Datasheet is probably correct, but board/heatsink is the problem.
I know for sure that a Mega, with a bigger regulator and board/heatsink, could shut down (depending on ambient temps) after a while with 12volt on the DC socket and a ~200mA ethernet shield.
That’s ((12-0.7) - 5) * 0.2 = 1.26watt in the regulator.
Leo…

benireloop:
I have a question regarding the onboard DC/DC Converter on the Arduino.

What Arduino has an onboard DC-DC converter? The ones I have and know of use a linear regulator, very different.

If I draw 100mA of 5V from a 7805 regulator supplied with 12V, it will draw 100mA of 12V and drop 7V at 100mA straight to ground, the heat generated requires current to make.

If I draw 100mA of 5V from a DC-DC buck converter supplied with 12V, it will draw (100 x 5 / 12 + appx 5%)mA of 12V and make much less heat than the regulator, that appx 5% inefficiency x 100mA drawn.

I'm a fan of DC-DC converters but IMO you should put a bypass capacitor across the output PWR and GND contacts to help level the output at least if you use much power. Look into boost converters as well.

GoForSmoke:
What Arduino has an onboard DC-DC converter?
The ones I have and know of use a linear regulator, very different.

A DC/DC converter converts one DC voltage into another DC voltage,
so a linear regulator is also a DC/DC converter.
A switching DC/DC converter just does it in a more efficient way.
Leo..

The difference matters when you go to buy one. Who sells linear regulators as DC-DC converters?

As far as I see, converter is more than just a word describing input to output, different sites compare converters to regulators.

Just because I swim doesn't make me a fish.

Linear regulators sold as DC/DC are not that hard to find on ebay.
But then again, most sellers there don't know what they sell.
And sometimes you just don't know what you're getting.
I like to add 'linear' or 'switching' to DC/DC, to make things clear.
Leo..

johnwasser:
Are you saying that the TJ(max) and RJA in the datasheet are overly optimistic? What values have you measured?

See Figure 22, the PD(max) is below 1.2W for the minimum pad size, less than 1.5W max.

Sorry, i missed the 5v pin and thought 'Pin' hence the 40mA

Info came from here,

If its out of date then someone should update it or delete it.

Went with UNO as could not see what type of Arduino the poster used.

Daz

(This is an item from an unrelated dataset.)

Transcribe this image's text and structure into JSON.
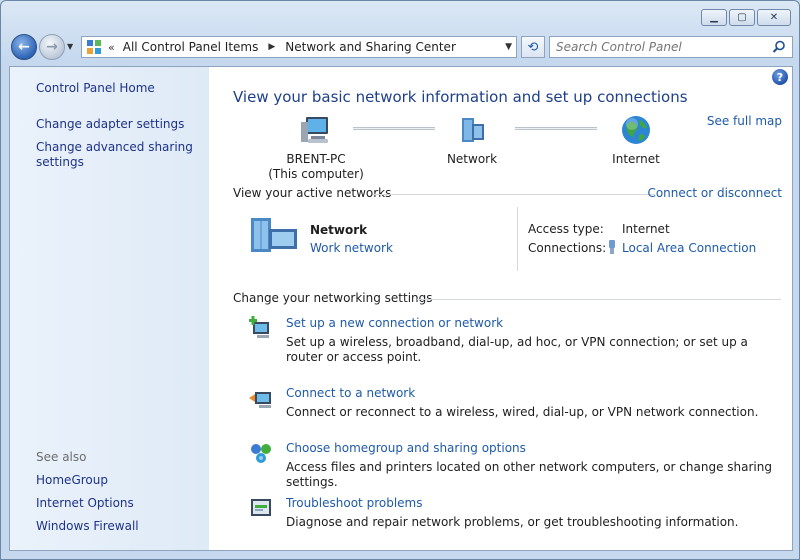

Daz1712:
If its out of date then someone should update it or delete it.

It took 10 years to partially update a mistake on the ShiftOut page.
Not going to happen I think.
Leo..

Makes it hard to offer advice when you are still learning your self.

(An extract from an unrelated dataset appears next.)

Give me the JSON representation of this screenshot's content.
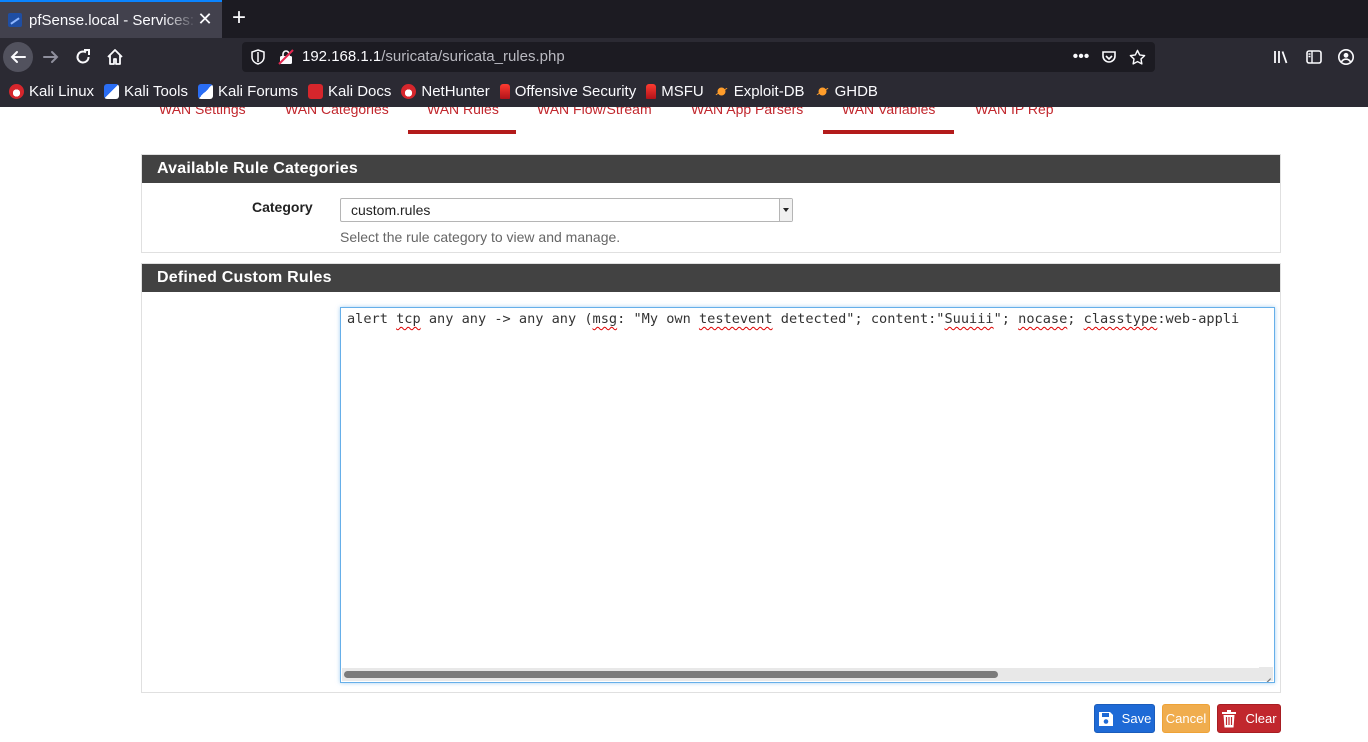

Biggest problem with the internet today is there is just to much darn info out there to sort through!

Thats why we have Boards!

Thank You.

Daz

DrDiettrich:
See Figure 22, the PD(max) is below 1.2W for the minimum pad size, less than 1.5W max.

Note that the chart specifies an ambient temperature of 50°C (122°F). I used 25°C (77°F) which seems more likely for hobby use.
There is a disconnect between that chart and the specifications. Let’s try a 17.5 mm square copper pad where the two curves cross the scales neatly at: RJA = 50°C/W and PD(max) = 1.4W. We calculate the junction temperature as 50*1.4 = 70°C above ambient. That would put the junction temperature at 70+50 = 120°C which is 30°C below the maximum junction temperature. Are they using the wrong maximum junction temperature? Are they using the wrong ambient temperature (should be 80°C=176°F?) Does the datasheet have the maximum junction temperature wrong?

All produced heat goes into the ambient, and must be moved out of it. Without a fan or other forced air circulation an ambient temperature of 50°C is very likely for a cooling plate, even more if covered by protective paint. And we all know how the junction temperature influences the life time of a chip, so that it's not a good idea to run it by design at its limits.

The figures in a data sheet can be interpreted in several ways, as optimistic or pessimistic, or as marketing vs. safe limits. Add production deviations, which become visible in min/max values. And there may exist hidden dependencies, like the threshold temperature of the temperature cut off.

With power semiconductors also the internals (mounting...) of a chip become very important. And who can be sure nowadays to really get the original brand, and not some cheap clone?